▶ **ACTIVITY**
Return every line from the records below in which the word "arrow" is found.

:: INFORMATION PROVIDED

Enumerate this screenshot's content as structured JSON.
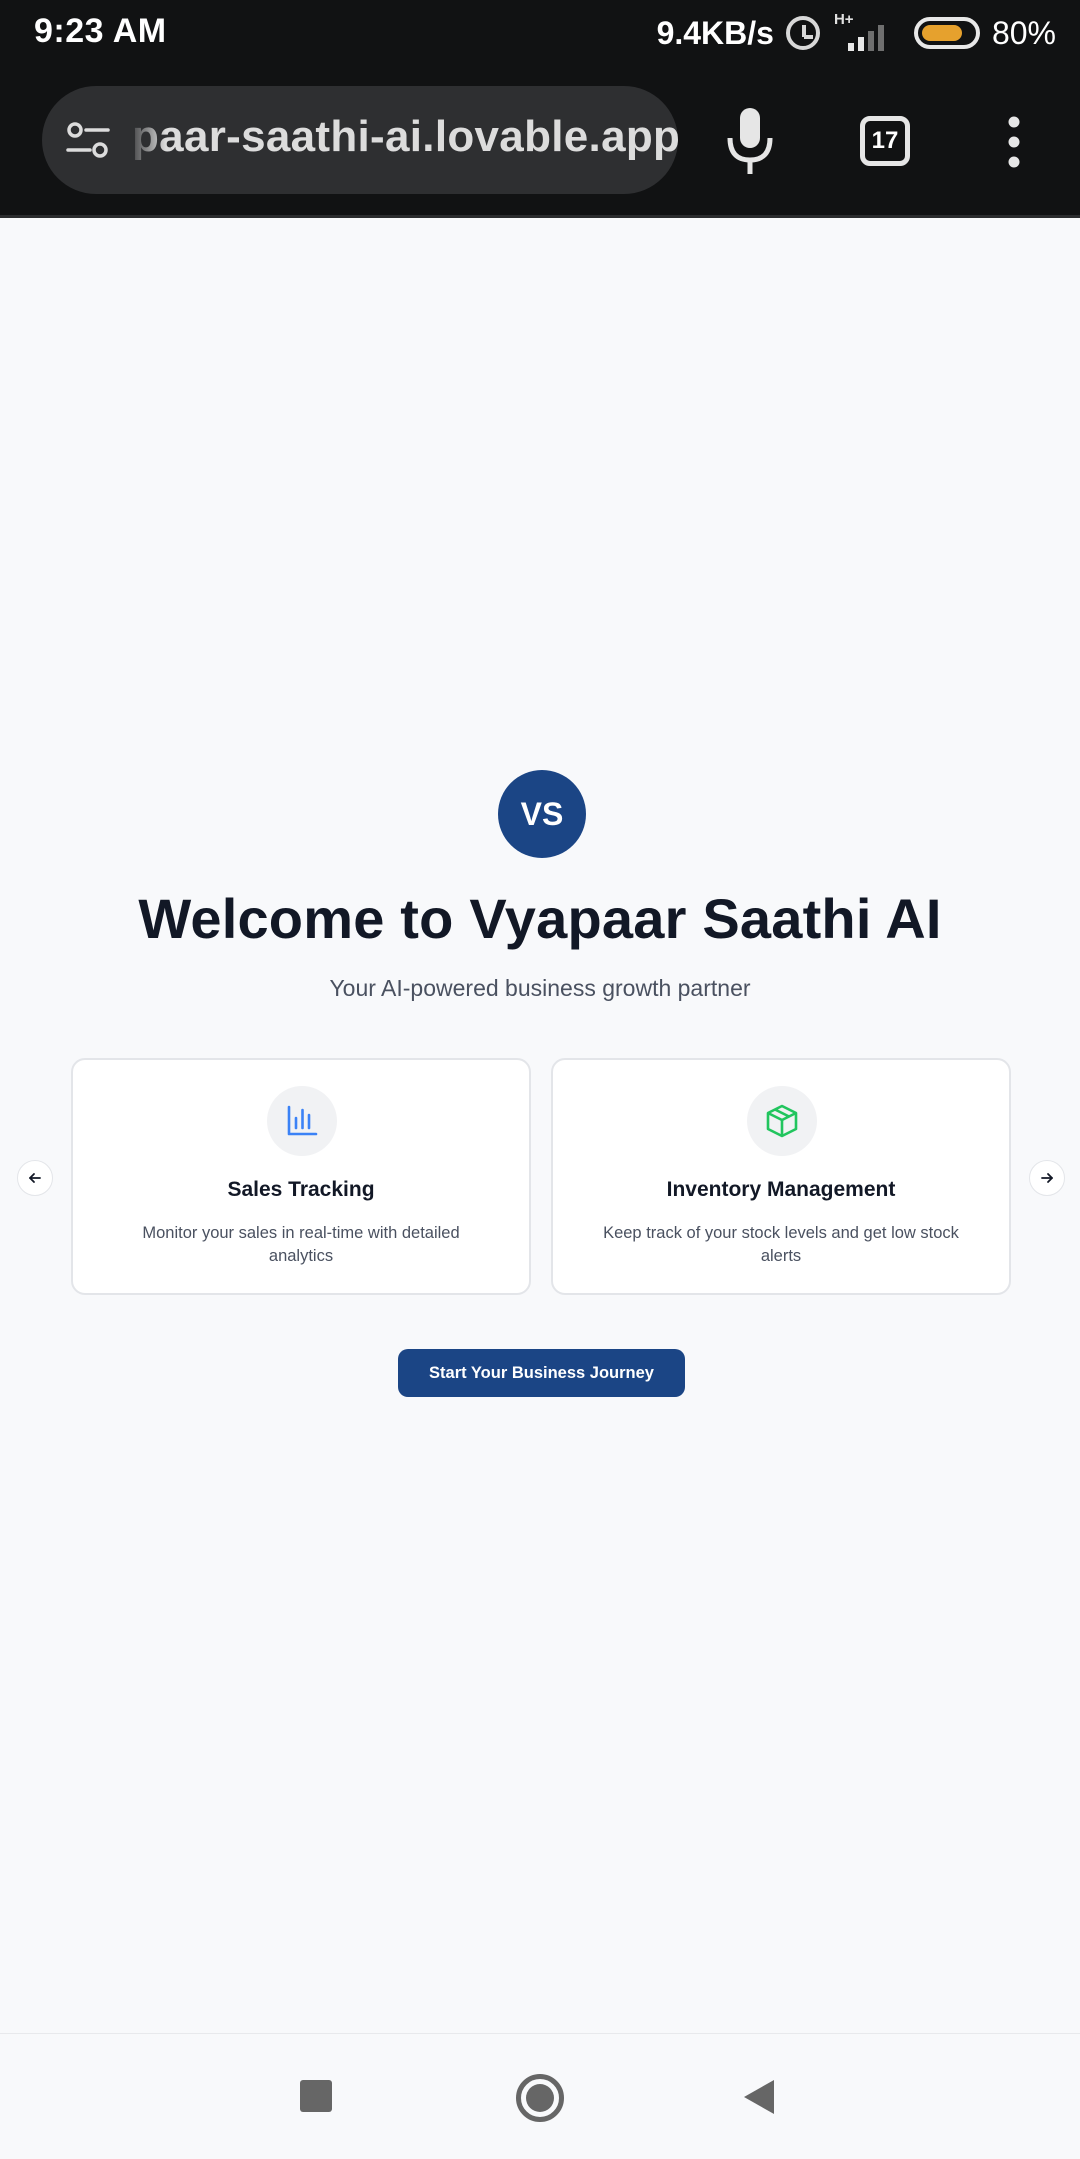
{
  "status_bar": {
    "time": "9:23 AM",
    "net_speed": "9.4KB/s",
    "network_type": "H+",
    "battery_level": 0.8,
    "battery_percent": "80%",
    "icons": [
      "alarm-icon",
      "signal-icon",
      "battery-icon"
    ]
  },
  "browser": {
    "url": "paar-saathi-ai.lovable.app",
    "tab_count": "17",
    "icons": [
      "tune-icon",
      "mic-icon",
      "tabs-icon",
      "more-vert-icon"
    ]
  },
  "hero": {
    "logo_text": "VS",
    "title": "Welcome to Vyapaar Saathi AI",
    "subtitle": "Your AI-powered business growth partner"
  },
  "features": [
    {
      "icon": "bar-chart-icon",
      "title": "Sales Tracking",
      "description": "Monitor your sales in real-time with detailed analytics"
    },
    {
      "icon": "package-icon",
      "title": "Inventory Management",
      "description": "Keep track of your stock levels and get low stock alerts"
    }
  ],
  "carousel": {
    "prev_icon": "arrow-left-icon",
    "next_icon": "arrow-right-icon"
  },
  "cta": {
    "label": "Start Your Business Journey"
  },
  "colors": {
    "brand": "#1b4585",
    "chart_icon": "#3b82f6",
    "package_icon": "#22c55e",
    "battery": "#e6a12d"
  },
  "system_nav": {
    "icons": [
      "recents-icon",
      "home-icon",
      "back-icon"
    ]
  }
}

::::

▶ **RESPONSE TO THE TASK**
    "prev_icon": "arrow-left-icon",
    "next_icon": "arrow-right-icon"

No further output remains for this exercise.